Logisticon Inc., of Santa Clara, Calif., shut down two of Revlon's four national distribution centers for three days, according to a lawsuit Revlon filed this week in Santa Clara County Superior Court.
"We didn't have any remedies left as a small company," said Donald Gallagher, president of Logisticon, which has annual sales of less than $20 million.
Revlon, the nation's largest manufacturer of mass market cosmetics, with annual sales of $3 billion, hired Logisticon last year to develop inventory control software for warehouses in Phoenix and Edison, N.J.
Revlon contended that the software never worked properly and on Oct. 9 notified Logisticon that it wanted to cancel its $1.2-million contract and would withhold further payments until the software worked.
A week later, Logisticon took its own action in the middle of the night, using a phone link and computer access codes to disable all of its software in Revlon computers.

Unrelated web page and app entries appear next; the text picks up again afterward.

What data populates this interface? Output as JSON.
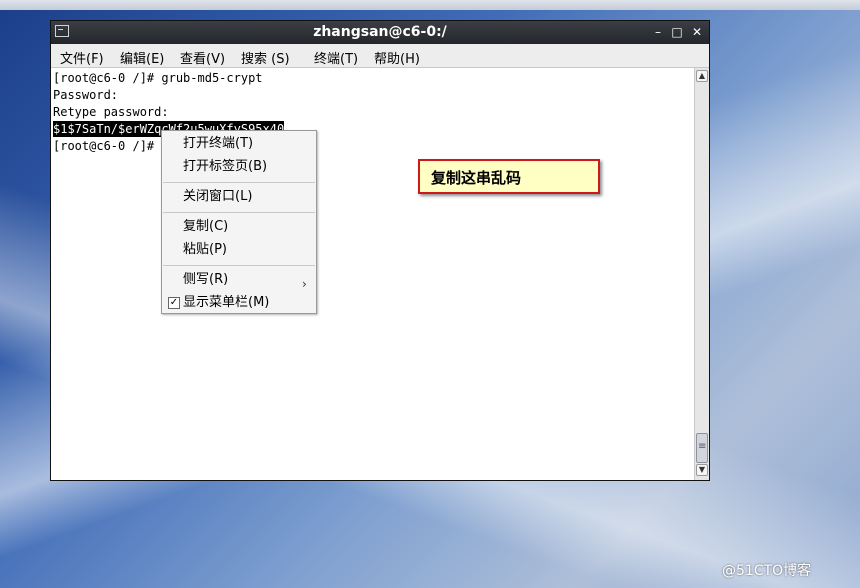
{
  "window": {
    "title": "zhangsan@c6-0:/",
    "controls": {
      "minimize": "–",
      "maximize": "□",
      "close": "✕"
    }
  },
  "menubar": {
    "items": [
      "文件(F)",
      "编辑(E)",
      "查看(V)",
      "搜索 (S)",
      "终端(T)",
      "帮助(H)"
    ]
  },
  "terminal": {
    "lines": [
      "[root@c6-0 /]# grub-md5-crypt",
      "Password:",
      "Retype password:",
      "$1$7SaTn/$erWZqcWf2u5wuXfyS95x40",
      "[root@c6-0 /]#"
    ]
  },
  "context_menu": {
    "open_terminal": "打开终端(T)",
    "open_tab": "打开标签页(B)",
    "close_window": "关闭窗口(L)",
    "copy": "复制(C)",
    "paste": "粘贴(P)",
    "input_methods": "侧写(R)",
    "show_menubar": "显示菜单栏(M)",
    "show_menubar_checked": true
  },
  "annotation": {
    "text": "复制这串乱码"
  },
  "watermark": {
    "text": "@51CTO博客"
  },
  "colors": {
    "annotation_border": "#cc1a1a",
    "annotation_fill": "#ffffc4"
  }
}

"During this period, Revlon could not process inventory or sales orders and was unable to identify and distribute products in the marketplace," Revlon said in its lawsuit. "Revlon's daily sales from its Edison and Phoenix distribution facilities, which are normally millions of dollars, were brought to a standstill."